The usually sharp-tongued McConnell even praised Obama for his upcoming trip to Southeast Asia, although it will take the president away from Washington as policymakers rush to reach an agreement to avert $500 billion in tax hikes and automatic spending cuts that threaten to throw the nation back into recession early next year.
“I can only echo the observations of the other leaders, that it was a constructive meeting,” McConnell said. “We all understand where we are.”
Major details — including the overall scope of a debt-reduction package — still have to be worked out. And the group made no progress Friday on their most fundamental point of disagreement: whether to extend the expiring George W. Bush-era tax cuts for the wealthiest 2 percent of U.S. households through 2013.
But the leaders expressed optimism about reaching an accord before the cliff hits in January and dispatched staffers to draft a debt-reduction framework to present to Obama after the Thanksgiving break. Pelosi called on her colleagues to set a Christmas deadline for passing legislation to “send a message of confidence to consumers, to the markets.”
U.S. stocks shot up while the leaders were speaking, going from negative to positive territory in a matter of minutes. The Dow Jones industrial average rose 113 points, gaining nearly 1 percent, in the half hour after the meeting ended. (The Dow closed up nearly 46 points, or 0.4 percent.)
The upbeat tone marked a dramatic shift from the sullen relations of recent years, when Obama and a GOP fortified by anti-
government activists clashed repeatedly over spending and taxes. For months, Washington lurched from crisis to crisis as Republicans threatened to shutter the government and prohibit additional borrowing unless Democrats agreed to massive cuts in spending.

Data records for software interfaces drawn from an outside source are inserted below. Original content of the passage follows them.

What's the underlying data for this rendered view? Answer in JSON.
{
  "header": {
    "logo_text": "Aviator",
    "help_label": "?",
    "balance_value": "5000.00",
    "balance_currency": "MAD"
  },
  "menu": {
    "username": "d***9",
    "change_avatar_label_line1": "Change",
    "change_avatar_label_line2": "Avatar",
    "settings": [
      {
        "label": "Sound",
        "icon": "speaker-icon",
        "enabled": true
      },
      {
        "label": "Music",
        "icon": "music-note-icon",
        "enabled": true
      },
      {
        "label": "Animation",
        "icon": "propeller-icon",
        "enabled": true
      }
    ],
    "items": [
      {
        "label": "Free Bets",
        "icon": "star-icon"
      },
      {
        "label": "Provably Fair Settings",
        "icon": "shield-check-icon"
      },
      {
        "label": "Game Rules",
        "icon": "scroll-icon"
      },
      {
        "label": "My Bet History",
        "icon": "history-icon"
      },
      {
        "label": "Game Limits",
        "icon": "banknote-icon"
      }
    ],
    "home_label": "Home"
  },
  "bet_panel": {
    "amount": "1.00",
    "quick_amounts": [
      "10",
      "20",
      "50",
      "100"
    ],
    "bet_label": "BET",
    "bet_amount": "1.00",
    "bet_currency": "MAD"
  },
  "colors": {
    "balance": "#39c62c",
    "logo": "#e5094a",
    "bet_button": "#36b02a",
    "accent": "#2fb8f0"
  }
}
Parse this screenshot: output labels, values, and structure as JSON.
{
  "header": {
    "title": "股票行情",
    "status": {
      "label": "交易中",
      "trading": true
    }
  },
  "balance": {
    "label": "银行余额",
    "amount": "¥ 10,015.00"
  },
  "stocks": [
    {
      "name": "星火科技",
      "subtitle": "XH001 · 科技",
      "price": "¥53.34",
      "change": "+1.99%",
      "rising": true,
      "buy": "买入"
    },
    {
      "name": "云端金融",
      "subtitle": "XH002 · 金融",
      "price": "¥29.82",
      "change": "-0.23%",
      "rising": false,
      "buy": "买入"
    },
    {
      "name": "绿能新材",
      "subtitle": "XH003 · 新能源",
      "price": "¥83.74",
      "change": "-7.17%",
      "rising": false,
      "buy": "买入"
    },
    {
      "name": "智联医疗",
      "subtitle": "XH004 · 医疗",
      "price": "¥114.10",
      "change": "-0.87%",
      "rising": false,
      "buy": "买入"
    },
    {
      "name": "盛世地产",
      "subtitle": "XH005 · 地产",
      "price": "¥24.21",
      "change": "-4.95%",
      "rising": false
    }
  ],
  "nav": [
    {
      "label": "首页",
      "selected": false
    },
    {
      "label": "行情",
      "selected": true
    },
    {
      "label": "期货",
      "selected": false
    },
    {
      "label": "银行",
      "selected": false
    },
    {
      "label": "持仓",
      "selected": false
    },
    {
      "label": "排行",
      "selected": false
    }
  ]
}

In 2011, a potential “grand bargain” between Boehner and Obama collapsed in angry finger-pointing and dueling news conferences. This year, a presidential campaign fueled by hundreds of millions of dollars in negative ads painted Obama as a free-spending redistributionist and the Republican standard-bearer, Mitt Romney, as an out-of-touch corporate robber baron.